===== MATERIAL FOR THIS EXERCISE =====

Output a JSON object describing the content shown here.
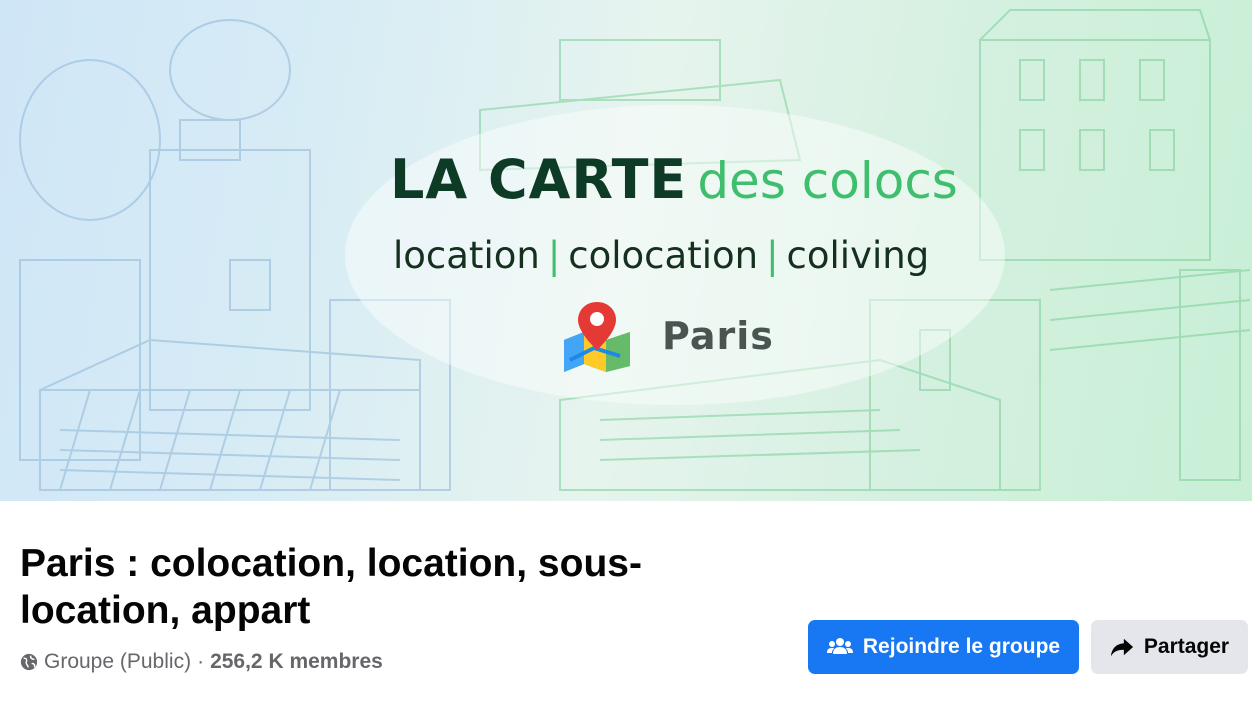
{
  "cover": {
    "brand_main": "LA CARTE",
    "brand_sub": "des colocs",
    "tagline": [
      "location",
      "colocation",
      "coliving"
    ],
    "tagline_separator": "|",
    "city": "Paris",
    "city_icon": "map-pin-icon"
  },
  "group": {
    "name": "Paris : colocation, location, sous-location, appart",
    "type_label": "Groupe (Public)",
    "separator": "·",
    "members": "256,2 K membres",
    "privacy_icon": "globe-icon"
  },
  "actions": {
    "join_label": "Rejoindre le groupe",
    "join_icon": "people-plus-icon",
    "share_label": "Partager",
    "share_icon": "share-arrow-icon"
  },
  "colors": {
    "primary": "#1877f2",
    "secondary_button": "#e4e6eb",
    "brand_dark": "#0e3b26",
    "brand_green": "#3fbf6d"
  }
}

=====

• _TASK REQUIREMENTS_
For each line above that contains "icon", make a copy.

• _ANSWER TO THE PROBLEM_
    "city_icon": "map-pin-icon"
    "privacy_icon": "globe-icon"
    "join_icon": "people-plus-icon",
    "share_icon": "share-arrow-icon"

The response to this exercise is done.